-- Opening Marker --

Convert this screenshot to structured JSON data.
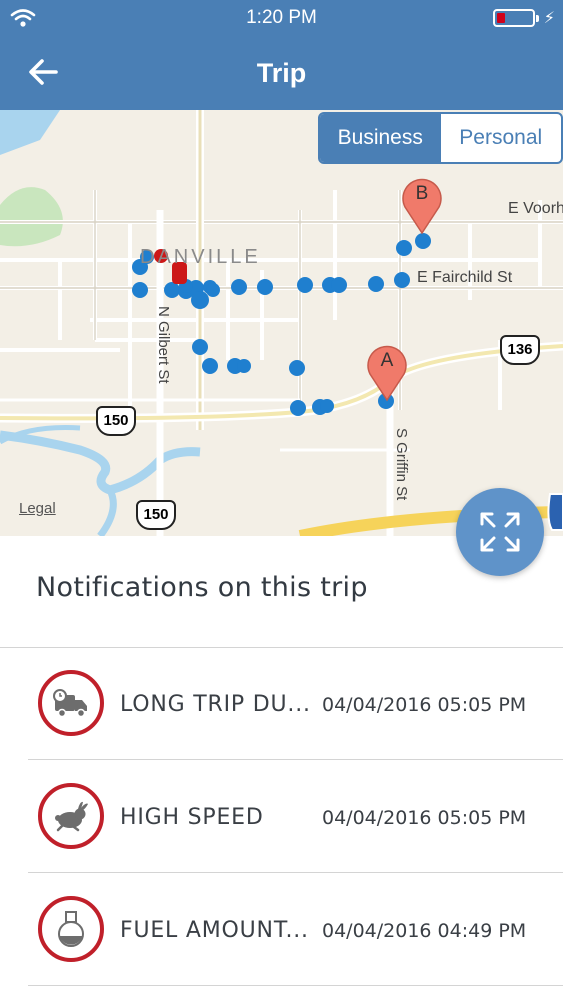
{
  "status_bar": {
    "time": "1:20 PM"
  },
  "header": {
    "title": "Trip"
  },
  "trip_type": {
    "business_label": "Business",
    "personal_label": "Personal",
    "selected": "Business"
  },
  "map": {
    "city_label": "DANVILLE",
    "streets": [
      "E Voorhees",
      "E Fairchild St",
      "N Gilbert St",
      "S Griffin St"
    ],
    "route_shields": [
      "150",
      "150",
      "136"
    ],
    "legal_label": "Legal",
    "marker_start": "A",
    "marker_end": "B",
    "colors": {
      "route_dot": "#1f7fcf",
      "event_dot": "#cc1818",
      "marker": "#f07a6a",
      "water": "#a9d4ee",
      "park": "#c9e6be",
      "highway": "#f6d35a"
    }
  },
  "notifications": {
    "title": "Notifications on this trip",
    "items": [
      {
        "icon": "truck-clock-icon",
        "label": "LONG TRIP DU...",
        "date": "04/04/2016 05:05 PM"
      },
      {
        "icon": "rabbit-icon",
        "label": "HIGH SPEED",
        "date": "04/04/2016 05:05 PM"
      },
      {
        "icon": "fuel-flask-icon",
        "label": "FUEL AMOUNT...",
        "date": "04/04/2016 04:49 PM"
      }
    ]
  },
  "colors": {
    "header": "#4a7fb5",
    "alert_ring": "#c0202a",
    "fab": "#5f93c9"
  }
}
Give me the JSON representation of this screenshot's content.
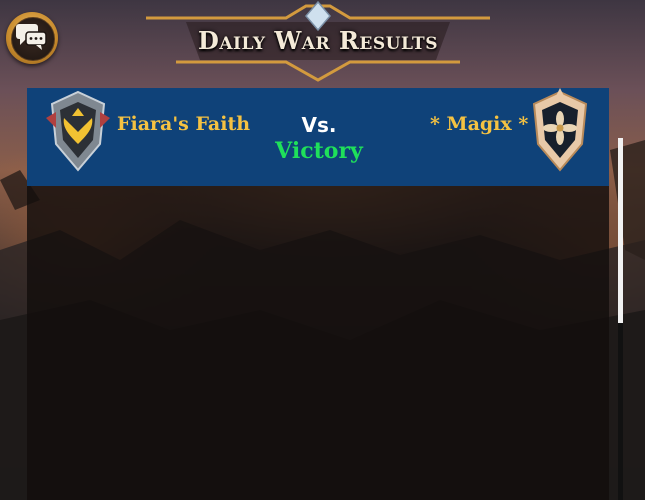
{
  "header": {
    "title": "Daily War Results",
    "chat_icon": "chat-bubbles-icon"
  },
  "matchup": {
    "left_guild": "Fiara's Faith",
    "left_crest": "winged-shield-crest-icon",
    "vs_label": "Vs.",
    "outcome": "Victory",
    "right_guild": "* Magix *",
    "right_crest": "flower-shield-crest-icon"
  },
  "colors": {
    "bar": "#0f4279",
    "guild_text": "#f5c242",
    "outcome_text": "#1fe05a",
    "title_text": "#f4ead8"
  },
  "scroll": {
    "visible_fraction": 0.51
  }
}
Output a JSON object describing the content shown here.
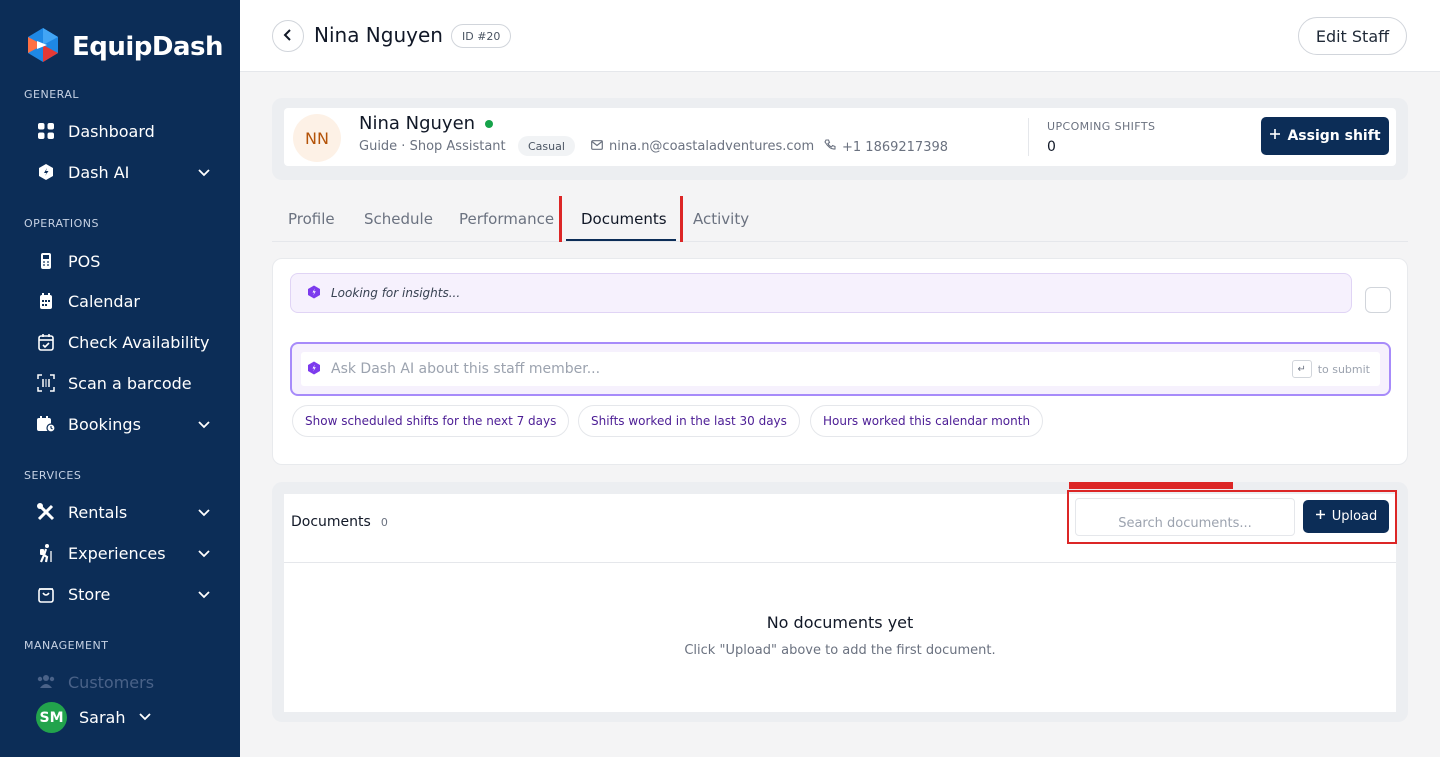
{
  "app": {
    "name": "EquipDash"
  },
  "sidebar": {
    "sections": {
      "general": "GENERAL",
      "operations": "OPERATIONS",
      "services": "SERVICES",
      "management": "MANAGEMENT"
    },
    "items": {
      "dashboard": "Dashboard",
      "dash_ai": "Dash AI",
      "pos": "POS",
      "calendar": "Calendar",
      "check_availability": "Check Availability",
      "scan_barcode": "Scan a barcode",
      "bookings": "Bookings",
      "rentals": "Rentals",
      "experiences": "Experiences",
      "store": "Store",
      "customers": "Customers"
    },
    "user": {
      "initials": "SM",
      "name": "Sarah"
    }
  },
  "header": {
    "title": "Nina Nguyen",
    "id_badge": "ID #20",
    "edit_label": "Edit Staff"
  },
  "profile": {
    "initials": "NN",
    "name": "Nina Nguyen",
    "role": "Guide · Shop Assistant",
    "type": "Casual",
    "email": "nina.n@coastaladventures.com",
    "phone": "+1 1869217398",
    "upcoming_label": "UPCOMING SHIFTS",
    "upcoming_value": "0",
    "assign_label": "Assign shift"
  },
  "tabs": [
    {
      "label": "Profile"
    },
    {
      "label": "Schedule"
    },
    {
      "label": "Performance"
    },
    {
      "label": "Documents",
      "active": true
    },
    {
      "label": "Activity"
    }
  ],
  "ai": {
    "insight_text": "Looking for insights...",
    "ask_placeholder": "Ask Dash AI about this staff member...",
    "submit_hint": "to submit",
    "suggestions": [
      "Show scheduled shifts for the next 7 days",
      "Shifts worked in the last 30 days",
      "Hours worked this calendar month"
    ]
  },
  "documents": {
    "title": "Documents",
    "count": "0",
    "search_placeholder": "Search documents...",
    "upload_label": "Upload",
    "empty_title": "No documents yet",
    "empty_subtitle": "Click \"Upload\" above to add the first document."
  },
  "colors": {
    "navy": "#0c2d57",
    "purple": "#a78bfa",
    "highlight": "#dc2626",
    "online": "#16a34a"
  }
}
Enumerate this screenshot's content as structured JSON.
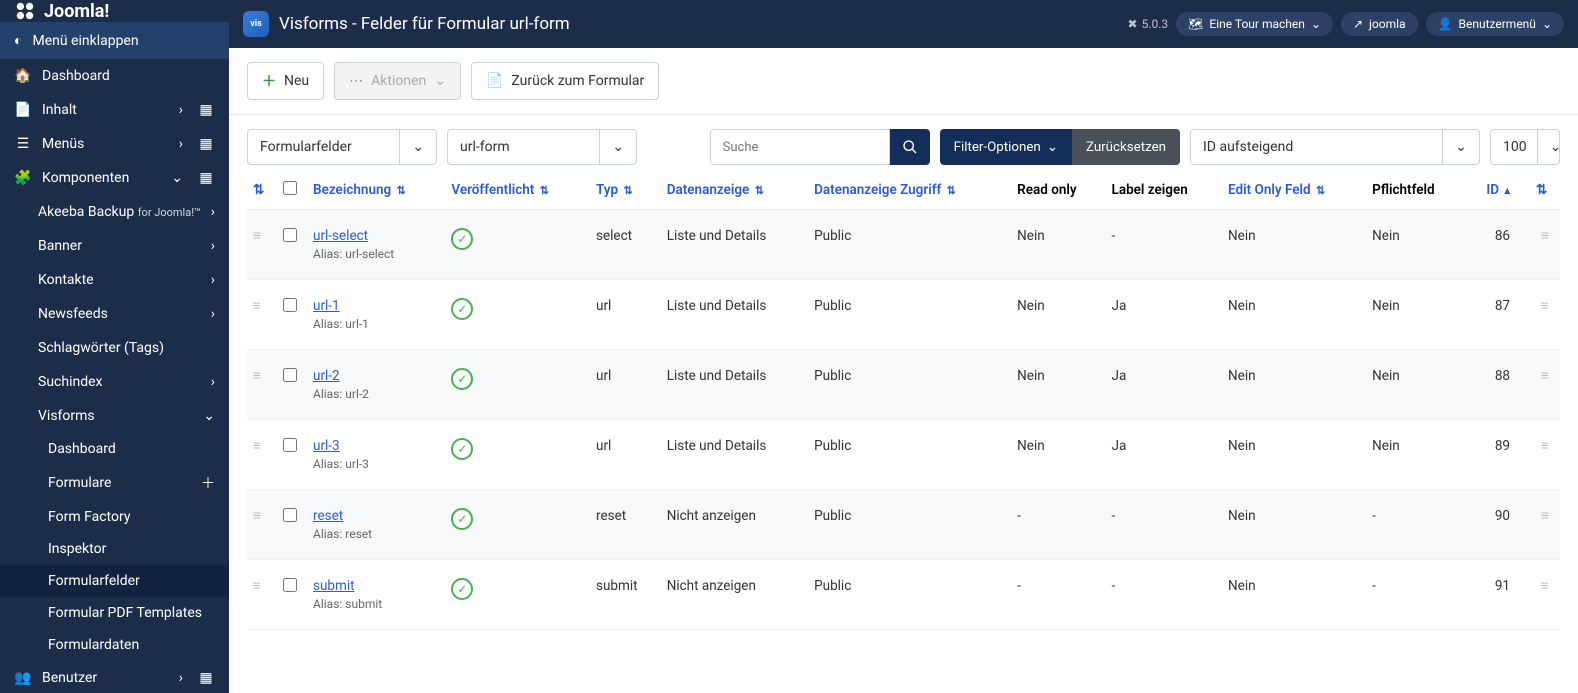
{
  "brand": "Joomla!",
  "sidebar": {
    "collapse": "Menü einklappen",
    "dashboard": "Dashboard",
    "inhalt": "Inhalt",
    "menus": "Menüs",
    "komponenten": "Komponenten",
    "akeeba": "Akeeba Backup",
    "akeeba_suffix": "for Joomla!™",
    "banner": "Banner",
    "kontakte": "Kontakte",
    "newsfeeds": "Newsfeeds",
    "tags": "Schlagwörter (Tags)",
    "suchindex": "Suchindex",
    "visforms": "Visforms",
    "vf_dashboard": "Dashboard",
    "vf_formulare": "Formulare",
    "vf_formfactory": "Form Factory",
    "vf_inspektor": "Inspektor",
    "vf_formularfelder": "Formularfelder",
    "vf_pdf": "Formular PDF Templates",
    "vf_daten": "Formulardaten",
    "benutzer": "Benutzer"
  },
  "header": {
    "title": "Visforms - Felder für Formular url-form",
    "version": "5.0.3",
    "tour": "Eine Tour machen",
    "site": "joomla",
    "usermenu": "Benutzermenü"
  },
  "toolbar": {
    "neu": "Neu",
    "aktionen": "Aktionen",
    "zurueck": "Zurück zum Formular"
  },
  "filters": {
    "left1": "Formularfelder",
    "left2": "url-form",
    "search_ph": "Suche",
    "filter_opts": "Filter-Optionen",
    "reset": "Zurücksetzen",
    "sort": "ID aufsteigend",
    "limit": "100"
  },
  "columns": {
    "bezeichnung": "Bezeichnung",
    "published": "Veröffentlicht",
    "typ": "Typ",
    "datenanzeige": "Datenanzeige",
    "zugriff": "Datenanzeige Zugriff",
    "readonly": "Read only",
    "labelzeigen": "Label zeigen",
    "editonly": "Edit Only Feld",
    "pflicht": "Pflichtfeld",
    "id": "ID"
  },
  "alias_prefix": "Alias: ",
  "rows": [
    {
      "name": "url-select",
      "alias": "url-select",
      "typ": "select",
      "datenanzeige": "Liste und Details",
      "zugriff": "Public",
      "readonly": "Nein",
      "label": "-",
      "editonly": "Nein",
      "pflicht": "Nein",
      "id": "86"
    },
    {
      "name": "url-1",
      "alias": "url-1",
      "typ": "url",
      "datenanzeige": "Liste und Details",
      "zugriff": "Public",
      "readonly": "Nein",
      "label": "Ja",
      "editonly": "Nein",
      "pflicht": "Nein",
      "id": "87"
    },
    {
      "name": "url-2",
      "alias": "url-2",
      "typ": "url",
      "datenanzeige": "Liste und Details",
      "zugriff": "Public",
      "readonly": "Nein",
      "label": "Ja",
      "editonly": "Nein",
      "pflicht": "Nein",
      "id": "88"
    },
    {
      "name": "url-3",
      "alias": "url-3",
      "typ": "url",
      "datenanzeige": "Liste und Details",
      "zugriff": "Public",
      "readonly": "Nein",
      "label": "Ja",
      "editonly": "Nein",
      "pflicht": "Nein",
      "id": "89"
    },
    {
      "name": "reset",
      "alias": "reset",
      "typ": "reset",
      "datenanzeige": "Nicht anzeigen",
      "zugriff": "Public",
      "readonly": "-",
      "label": "-",
      "editonly": "Nein",
      "pflicht": "-",
      "id": "90"
    },
    {
      "name": "submit",
      "alias": "submit",
      "typ": "submit",
      "datenanzeige": "Nicht anzeigen",
      "zugriff": "Public",
      "readonly": "-",
      "label": "-",
      "editonly": "Nein",
      "pflicht": "-",
      "id": "91"
    }
  ]
}
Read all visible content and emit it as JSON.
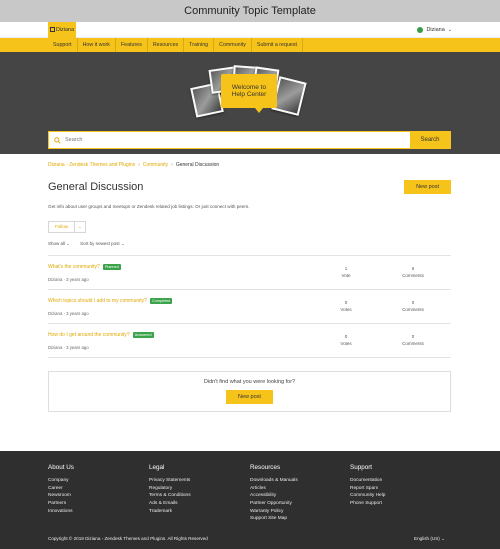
{
  "window": {
    "title": "Community Topic Template"
  },
  "brand": {
    "name": "Diziana",
    "accent": "#f6c31b",
    "hero_bg": "#454545",
    "footer_bg": "#2f2f2f",
    "badge_green": "#3aa34a"
  },
  "user": {
    "name": "Diziana"
  },
  "nav": [
    {
      "label": "Support"
    },
    {
      "label": "How it work"
    },
    {
      "label": "Features"
    },
    {
      "label": "Resources"
    },
    {
      "label": "Training"
    },
    {
      "label": "Community"
    },
    {
      "label": "Submit a request"
    }
  ],
  "hero": {
    "welcome_line1": "Welcome to",
    "welcome_line2": "Help Center"
  },
  "search": {
    "placeholder": "Search",
    "button": "Search"
  },
  "breadcrumbs": [
    "Diziana - Zendesk Themes and Plugins",
    "Community",
    "General Discussion"
  ],
  "topic": {
    "title": "General Discussion",
    "new_post_label": "New post",
    "description": "Get info about user groups and meetups or Zendesk related job listings. Or just connect with peers.",
    "follow_label": "Follow",
    "show_filter": "Show all",
    "sort_filter": "Sort by newest post"
  },
  "posts": [
    {
      "title": "What's the community?",
      "badge": "Planned",
      "author": "Diziana",
      "age": "3 years ago",
      "votes": "1",
      "votes_label": "Vote",
      "comments": "6",
      "comments_label": "Comments"
    },
    {
      "title": "Which topics should I add to my community?",
      "badge": "Completed",
      "author": "Diziana",
      "age": "3 years ago",
      "votes": "0",
      "votes_label": "Votes",
      "comments": "0",
      "comments_label": "Comments"
    },
    {
      "title": "How do I get around the community?",
      "badge": "Answered",
      "author": "Diziana",
      "age": "3 years ago",
      "votes": "0",
      "votes_label": "Votes",
      "comments": "0",
      "comments_label": "Comments"
    }
  ],
  "not_found": {
    "text": "Didn't find what you were looking for?",
    "button": "New post"
  },
  "footer": {
    "columns": [
      {
        "heading": "About Us",
        "links": [
          "Company",
          "Career",
          "Newsroom",
          "Partners",
          "Innovations"
        ]
      },
      {
        "heading": "Legal",
        "links": [
          "Privacy Statements",
          "Regulatory",
          "Terms & Conditions",
          "Ads & Emails",
          "Trademark"
        ]
      },
      {
        "heading": "Resources",
        "links": [
          "Downloads & Manuals",
          "Articles",
          "Accessibility",
          "Partner Opportunity",
          "Warranty Policy",
          "Support Site Map"
        ]
      },
      {
        "heading": "Support",
        "links": [
          "Documentation",
          "Report Spam",
          "Community Help",
          "Phone Support"
        ]
      }
    ],
    "copyright": "Copyright © 2019 Diziana - Zendesk Themes and Plugins. All Rights Reserved",
    "language": "English (US)"
  }
}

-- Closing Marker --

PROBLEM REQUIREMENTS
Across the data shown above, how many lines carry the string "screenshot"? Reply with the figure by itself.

EXERCISE RESULT
3